And that’s the beauty of San Diego, too. Movies and television and whatever Variety lumps into the “digital” entertainment category are interesting, but no matter how much money they bring, they aren’t the heart of the convention. Soon after Entourage had its ersatz “San Diego” episode, the real San Diego Artists Alley, where comic book creators sit behind tables to sell their art, sign comic books, and chat and sketch for fans, was increasingly marginalized and pushed to the sides. There was talk of relocating it outside of the great hall.
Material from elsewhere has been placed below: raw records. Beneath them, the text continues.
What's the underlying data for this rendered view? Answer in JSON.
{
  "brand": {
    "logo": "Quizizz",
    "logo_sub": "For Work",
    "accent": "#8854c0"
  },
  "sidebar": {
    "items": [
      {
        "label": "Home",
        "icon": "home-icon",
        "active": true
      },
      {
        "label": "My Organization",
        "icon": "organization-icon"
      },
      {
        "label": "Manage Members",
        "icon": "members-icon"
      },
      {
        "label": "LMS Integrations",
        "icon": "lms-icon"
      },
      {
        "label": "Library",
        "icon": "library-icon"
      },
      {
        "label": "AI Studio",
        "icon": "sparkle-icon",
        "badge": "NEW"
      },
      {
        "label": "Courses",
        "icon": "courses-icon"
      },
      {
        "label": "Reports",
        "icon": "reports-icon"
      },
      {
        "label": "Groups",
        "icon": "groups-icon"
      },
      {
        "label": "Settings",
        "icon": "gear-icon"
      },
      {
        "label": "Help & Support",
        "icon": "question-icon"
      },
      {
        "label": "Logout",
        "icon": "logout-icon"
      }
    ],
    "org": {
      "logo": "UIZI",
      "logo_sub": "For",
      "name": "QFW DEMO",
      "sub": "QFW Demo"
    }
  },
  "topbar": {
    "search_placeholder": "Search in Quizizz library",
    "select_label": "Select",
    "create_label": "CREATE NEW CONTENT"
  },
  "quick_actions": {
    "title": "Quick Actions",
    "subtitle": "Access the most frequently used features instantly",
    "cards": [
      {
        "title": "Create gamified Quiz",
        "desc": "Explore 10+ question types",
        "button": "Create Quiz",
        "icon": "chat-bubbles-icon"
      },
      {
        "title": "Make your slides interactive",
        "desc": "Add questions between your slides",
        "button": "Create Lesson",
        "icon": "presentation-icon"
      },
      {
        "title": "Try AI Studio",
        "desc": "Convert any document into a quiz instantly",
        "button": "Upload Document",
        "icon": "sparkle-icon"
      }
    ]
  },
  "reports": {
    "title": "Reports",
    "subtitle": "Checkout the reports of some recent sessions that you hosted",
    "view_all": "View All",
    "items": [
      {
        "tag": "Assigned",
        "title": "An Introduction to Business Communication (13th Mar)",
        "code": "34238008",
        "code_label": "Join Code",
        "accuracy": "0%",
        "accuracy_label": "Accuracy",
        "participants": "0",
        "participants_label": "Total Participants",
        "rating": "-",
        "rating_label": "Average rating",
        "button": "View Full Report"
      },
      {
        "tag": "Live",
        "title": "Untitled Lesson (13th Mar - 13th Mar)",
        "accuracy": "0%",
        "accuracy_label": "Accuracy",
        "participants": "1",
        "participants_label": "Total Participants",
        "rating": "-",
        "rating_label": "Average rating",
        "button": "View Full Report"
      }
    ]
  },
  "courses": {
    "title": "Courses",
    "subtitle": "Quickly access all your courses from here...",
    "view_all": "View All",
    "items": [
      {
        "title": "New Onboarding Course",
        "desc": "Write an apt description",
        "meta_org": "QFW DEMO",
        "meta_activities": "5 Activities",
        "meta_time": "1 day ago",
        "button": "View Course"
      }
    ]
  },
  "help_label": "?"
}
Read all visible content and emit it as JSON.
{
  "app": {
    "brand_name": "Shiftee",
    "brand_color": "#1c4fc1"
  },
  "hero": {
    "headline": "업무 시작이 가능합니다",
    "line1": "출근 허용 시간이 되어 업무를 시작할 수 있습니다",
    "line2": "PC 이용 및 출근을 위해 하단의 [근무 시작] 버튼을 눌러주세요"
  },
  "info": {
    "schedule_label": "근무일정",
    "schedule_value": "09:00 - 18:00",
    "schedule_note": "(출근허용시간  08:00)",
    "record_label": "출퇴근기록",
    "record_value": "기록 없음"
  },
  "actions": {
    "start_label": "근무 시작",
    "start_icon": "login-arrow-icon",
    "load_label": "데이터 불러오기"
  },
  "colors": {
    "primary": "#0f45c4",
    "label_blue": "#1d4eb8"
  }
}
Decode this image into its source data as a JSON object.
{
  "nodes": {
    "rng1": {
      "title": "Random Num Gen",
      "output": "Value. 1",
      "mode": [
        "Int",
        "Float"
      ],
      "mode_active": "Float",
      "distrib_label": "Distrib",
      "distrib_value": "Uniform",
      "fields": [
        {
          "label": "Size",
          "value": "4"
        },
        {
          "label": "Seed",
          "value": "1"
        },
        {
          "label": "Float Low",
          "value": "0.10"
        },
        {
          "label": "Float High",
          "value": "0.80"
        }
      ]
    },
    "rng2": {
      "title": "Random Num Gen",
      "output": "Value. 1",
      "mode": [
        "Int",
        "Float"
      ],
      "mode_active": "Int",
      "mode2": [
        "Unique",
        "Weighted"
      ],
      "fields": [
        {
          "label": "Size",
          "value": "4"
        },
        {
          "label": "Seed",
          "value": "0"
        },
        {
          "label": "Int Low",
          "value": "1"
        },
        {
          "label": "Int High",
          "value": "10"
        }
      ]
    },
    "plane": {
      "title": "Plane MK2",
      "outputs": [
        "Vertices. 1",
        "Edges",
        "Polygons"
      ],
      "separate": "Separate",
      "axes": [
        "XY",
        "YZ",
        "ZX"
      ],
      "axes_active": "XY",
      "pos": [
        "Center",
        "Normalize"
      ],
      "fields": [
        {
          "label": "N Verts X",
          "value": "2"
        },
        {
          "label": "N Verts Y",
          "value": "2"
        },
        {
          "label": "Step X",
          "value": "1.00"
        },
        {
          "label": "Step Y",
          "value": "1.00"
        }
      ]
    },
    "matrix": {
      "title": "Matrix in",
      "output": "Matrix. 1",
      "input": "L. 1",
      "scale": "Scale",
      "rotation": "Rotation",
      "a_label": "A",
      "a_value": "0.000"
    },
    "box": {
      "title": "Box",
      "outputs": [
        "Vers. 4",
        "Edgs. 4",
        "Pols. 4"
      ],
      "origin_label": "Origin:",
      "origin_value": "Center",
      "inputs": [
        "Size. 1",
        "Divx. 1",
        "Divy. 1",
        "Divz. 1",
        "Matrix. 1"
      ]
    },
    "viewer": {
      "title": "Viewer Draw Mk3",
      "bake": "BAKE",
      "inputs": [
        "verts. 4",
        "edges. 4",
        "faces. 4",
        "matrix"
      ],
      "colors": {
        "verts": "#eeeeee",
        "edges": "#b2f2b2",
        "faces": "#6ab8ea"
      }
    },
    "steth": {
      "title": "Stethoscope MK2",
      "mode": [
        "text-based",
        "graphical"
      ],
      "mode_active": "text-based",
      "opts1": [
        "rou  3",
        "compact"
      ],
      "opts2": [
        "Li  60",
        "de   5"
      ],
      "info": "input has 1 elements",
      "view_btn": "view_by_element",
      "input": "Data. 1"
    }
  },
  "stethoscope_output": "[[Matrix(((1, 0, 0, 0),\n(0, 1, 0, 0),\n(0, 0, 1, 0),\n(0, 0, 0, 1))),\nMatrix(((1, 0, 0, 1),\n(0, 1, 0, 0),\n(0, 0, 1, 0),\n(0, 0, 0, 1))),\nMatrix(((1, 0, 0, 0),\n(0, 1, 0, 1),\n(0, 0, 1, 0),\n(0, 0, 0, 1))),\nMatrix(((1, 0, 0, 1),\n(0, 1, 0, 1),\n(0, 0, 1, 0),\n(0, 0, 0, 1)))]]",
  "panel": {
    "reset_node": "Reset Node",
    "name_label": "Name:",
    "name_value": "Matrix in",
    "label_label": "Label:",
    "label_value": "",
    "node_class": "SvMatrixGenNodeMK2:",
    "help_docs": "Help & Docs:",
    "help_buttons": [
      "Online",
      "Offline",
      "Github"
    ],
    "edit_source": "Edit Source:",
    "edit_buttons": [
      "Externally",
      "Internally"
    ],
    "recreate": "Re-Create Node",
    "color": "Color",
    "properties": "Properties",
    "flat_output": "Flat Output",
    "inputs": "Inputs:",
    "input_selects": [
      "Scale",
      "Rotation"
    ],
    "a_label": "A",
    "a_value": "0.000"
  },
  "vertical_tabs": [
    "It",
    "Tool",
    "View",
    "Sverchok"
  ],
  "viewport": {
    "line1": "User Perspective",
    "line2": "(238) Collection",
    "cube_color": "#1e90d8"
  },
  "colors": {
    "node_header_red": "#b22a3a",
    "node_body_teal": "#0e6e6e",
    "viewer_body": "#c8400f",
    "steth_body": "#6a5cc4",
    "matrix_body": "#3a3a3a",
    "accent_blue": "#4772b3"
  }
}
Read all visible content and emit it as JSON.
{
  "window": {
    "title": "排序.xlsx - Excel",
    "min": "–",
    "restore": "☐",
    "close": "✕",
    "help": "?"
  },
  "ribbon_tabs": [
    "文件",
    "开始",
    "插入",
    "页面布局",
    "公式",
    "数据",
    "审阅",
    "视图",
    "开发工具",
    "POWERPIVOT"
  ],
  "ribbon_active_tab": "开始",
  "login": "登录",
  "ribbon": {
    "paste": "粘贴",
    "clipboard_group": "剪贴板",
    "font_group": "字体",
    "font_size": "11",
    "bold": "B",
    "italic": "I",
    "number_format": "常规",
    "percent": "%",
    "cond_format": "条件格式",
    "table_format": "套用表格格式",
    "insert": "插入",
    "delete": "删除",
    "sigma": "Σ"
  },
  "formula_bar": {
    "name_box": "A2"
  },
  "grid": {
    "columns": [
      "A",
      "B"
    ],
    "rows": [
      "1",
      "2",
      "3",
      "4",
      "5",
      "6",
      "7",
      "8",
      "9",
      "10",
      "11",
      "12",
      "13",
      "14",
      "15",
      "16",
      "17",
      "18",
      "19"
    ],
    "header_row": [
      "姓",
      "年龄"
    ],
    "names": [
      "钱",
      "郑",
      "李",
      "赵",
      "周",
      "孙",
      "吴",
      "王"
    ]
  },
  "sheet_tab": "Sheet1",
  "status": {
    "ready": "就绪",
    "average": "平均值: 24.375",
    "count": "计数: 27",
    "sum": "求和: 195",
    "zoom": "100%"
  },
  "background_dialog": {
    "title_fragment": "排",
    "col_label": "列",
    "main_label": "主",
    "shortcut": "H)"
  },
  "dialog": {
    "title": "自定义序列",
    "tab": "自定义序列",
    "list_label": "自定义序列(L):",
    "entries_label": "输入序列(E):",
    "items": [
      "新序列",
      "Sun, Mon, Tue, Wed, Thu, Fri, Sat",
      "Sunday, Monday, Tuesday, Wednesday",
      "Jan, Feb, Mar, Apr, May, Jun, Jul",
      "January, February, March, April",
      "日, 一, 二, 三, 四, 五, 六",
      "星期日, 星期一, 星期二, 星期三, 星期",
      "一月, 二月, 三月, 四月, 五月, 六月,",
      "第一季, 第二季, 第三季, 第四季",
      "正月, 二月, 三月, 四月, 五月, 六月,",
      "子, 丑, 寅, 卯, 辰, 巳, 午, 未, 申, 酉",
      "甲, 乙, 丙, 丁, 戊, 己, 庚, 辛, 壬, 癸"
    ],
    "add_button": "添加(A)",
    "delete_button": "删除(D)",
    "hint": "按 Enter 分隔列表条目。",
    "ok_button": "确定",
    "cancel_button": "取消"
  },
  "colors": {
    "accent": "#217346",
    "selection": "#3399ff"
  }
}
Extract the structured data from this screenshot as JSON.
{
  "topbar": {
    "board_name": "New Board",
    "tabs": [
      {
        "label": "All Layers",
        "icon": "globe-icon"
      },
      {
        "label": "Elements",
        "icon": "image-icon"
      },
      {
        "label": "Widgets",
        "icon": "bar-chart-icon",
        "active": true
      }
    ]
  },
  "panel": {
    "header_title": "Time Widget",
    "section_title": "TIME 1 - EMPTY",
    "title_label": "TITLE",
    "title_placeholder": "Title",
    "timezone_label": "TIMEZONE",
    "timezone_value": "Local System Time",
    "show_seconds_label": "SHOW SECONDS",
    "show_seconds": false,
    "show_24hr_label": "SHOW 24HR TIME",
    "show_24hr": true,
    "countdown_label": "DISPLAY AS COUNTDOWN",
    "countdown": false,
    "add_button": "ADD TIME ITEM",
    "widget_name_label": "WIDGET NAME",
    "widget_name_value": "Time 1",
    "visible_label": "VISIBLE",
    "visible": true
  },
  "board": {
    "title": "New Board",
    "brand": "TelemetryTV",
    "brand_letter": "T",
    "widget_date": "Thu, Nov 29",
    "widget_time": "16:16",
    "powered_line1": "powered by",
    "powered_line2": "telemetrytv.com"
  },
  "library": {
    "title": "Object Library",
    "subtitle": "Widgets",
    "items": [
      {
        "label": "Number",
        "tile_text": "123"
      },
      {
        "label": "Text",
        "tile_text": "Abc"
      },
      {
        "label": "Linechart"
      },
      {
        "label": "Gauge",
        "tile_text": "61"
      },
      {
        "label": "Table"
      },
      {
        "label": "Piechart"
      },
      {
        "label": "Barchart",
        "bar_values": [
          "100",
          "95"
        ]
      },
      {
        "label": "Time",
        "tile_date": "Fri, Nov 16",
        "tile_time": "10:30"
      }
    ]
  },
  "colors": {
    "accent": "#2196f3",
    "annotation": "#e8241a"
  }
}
Three years ago, a few artists got a brilliant idea of opening a venue for counter programming. They called it ‘Trickster.’ When I saw it, they’d taken over a bar across the street from the convention center. You could buy art there, drink with the artists, take seminars, and also sketch live models if you were so inclined. There was a happy moment around midnight where I was sipping a vodka martini and attempting to sketch some woman in a Red Sonja style outfit. All around me were professionals and amateurs and people who weren’t drawing but talking to artists or to each other.
And here was a moment of pure fandom that comics can sometimes provide — the feeling of being in on something you can actually contribute to, that the place is a little better because you’re there, even if what you’re doing is a little lame, even if you’re only doing it because you love it. I’ll be back in San Diego this year for the 22nd time, and at some point, like every trip, I’ll feel like a part of the scenery, the best kind of feeling I can hope for.